After a journey on the streets and mountains of Attica, the reporters of Euronews found a shocking number of homeless people living in mountain caves due to the prolonged crisis in Greece over the last 5 years.
The journalists spoke with homeless people like Georgia Maϊmanoglou, 66, who lives in a shack. She used to work as a cleaning lady, and while talking to the journalist said that if she finds a job again, she just wants a room for her and her companion. “I found food from the rubbish at the market today as do entire families.” she says, “I am not the first or last to live like this.”
Mathaios Monselas, 58, lived in a cave near the Prison of Socrates on the Filopappos Hill, but left because of the rats. Now he is living out of a tent. He’s well-known in Greece for serving 12 years in prison for murder with the victim’s consent. He said: “In a cave you’re sheltered from the cold. It’s better than living on a bench or on the street, but it’s still a miserable side of life.”
As Euronews reports, NGO Klimaka estimates there are about 20,000 homeless Greeks, mostly in Athens – far more than the official figure. Klimaka says nearly half the homeless have children and one in every five has a degree.
Michalis Arampatzoglou of the Athens Euronews bureau said: “The main target of the Greek government this year is a primary budget surplus – that is a surplus excluding interest payments on outstanding debt.” He also added, that achieving this comes at a high cost for people’s lives.
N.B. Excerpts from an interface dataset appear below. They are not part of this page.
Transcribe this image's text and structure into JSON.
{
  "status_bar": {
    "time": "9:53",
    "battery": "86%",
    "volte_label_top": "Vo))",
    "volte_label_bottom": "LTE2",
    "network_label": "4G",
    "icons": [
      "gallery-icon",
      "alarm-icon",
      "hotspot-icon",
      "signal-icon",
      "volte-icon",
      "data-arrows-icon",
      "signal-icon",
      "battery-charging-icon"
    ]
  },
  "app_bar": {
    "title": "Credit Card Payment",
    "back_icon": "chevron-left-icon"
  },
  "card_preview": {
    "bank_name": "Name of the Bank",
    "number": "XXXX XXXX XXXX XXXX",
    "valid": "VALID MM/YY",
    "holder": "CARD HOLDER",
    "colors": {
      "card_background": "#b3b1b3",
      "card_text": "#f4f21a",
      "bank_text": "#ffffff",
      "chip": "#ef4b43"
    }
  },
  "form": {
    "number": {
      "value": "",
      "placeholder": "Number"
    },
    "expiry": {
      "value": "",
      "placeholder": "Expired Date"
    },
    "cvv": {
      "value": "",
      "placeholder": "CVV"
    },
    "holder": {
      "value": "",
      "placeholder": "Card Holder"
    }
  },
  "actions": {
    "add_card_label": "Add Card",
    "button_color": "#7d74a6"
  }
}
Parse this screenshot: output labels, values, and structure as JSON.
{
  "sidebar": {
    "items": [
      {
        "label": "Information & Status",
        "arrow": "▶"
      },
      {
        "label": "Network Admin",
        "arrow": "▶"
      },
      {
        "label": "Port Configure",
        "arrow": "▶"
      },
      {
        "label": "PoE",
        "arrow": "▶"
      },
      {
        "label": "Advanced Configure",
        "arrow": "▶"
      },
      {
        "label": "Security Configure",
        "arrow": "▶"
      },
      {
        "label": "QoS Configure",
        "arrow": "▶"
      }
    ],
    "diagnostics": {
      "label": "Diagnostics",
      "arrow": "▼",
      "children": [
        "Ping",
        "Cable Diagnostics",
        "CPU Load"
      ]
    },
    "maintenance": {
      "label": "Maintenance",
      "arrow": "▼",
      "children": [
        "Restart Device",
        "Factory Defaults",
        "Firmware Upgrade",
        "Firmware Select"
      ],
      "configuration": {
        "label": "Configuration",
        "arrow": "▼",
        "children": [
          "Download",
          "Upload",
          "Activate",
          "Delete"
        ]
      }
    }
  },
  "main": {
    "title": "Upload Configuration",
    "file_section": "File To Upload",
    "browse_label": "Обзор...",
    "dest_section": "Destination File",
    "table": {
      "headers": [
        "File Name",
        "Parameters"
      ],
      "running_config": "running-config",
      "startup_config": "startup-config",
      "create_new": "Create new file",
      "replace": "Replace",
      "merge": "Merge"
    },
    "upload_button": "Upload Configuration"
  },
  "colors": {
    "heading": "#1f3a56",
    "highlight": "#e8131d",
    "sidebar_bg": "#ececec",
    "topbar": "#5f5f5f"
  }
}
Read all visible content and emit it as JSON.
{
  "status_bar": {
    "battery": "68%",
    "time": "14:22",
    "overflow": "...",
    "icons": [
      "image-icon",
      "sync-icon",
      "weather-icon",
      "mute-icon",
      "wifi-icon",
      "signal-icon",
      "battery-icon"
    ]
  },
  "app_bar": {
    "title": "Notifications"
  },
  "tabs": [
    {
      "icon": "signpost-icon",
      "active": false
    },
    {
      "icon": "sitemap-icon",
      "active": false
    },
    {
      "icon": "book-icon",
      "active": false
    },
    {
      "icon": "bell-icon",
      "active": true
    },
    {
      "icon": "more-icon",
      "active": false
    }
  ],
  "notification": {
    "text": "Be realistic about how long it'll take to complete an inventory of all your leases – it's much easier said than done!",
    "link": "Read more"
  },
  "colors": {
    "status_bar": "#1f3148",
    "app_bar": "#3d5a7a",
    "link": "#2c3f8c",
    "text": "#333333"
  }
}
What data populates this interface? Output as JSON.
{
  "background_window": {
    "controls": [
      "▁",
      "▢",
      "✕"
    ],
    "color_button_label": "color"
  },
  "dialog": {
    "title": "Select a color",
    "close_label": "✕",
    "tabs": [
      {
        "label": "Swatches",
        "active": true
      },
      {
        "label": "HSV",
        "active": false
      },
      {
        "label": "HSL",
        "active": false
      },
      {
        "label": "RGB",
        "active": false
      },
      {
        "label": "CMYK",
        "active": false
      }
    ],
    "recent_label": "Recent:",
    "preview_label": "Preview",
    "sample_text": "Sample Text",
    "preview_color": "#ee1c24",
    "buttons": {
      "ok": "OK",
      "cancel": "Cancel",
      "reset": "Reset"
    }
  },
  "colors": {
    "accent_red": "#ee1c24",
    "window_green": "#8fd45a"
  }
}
The homeless under the shadow of the Acropolis want a job. They had a right to dignity and want it back.”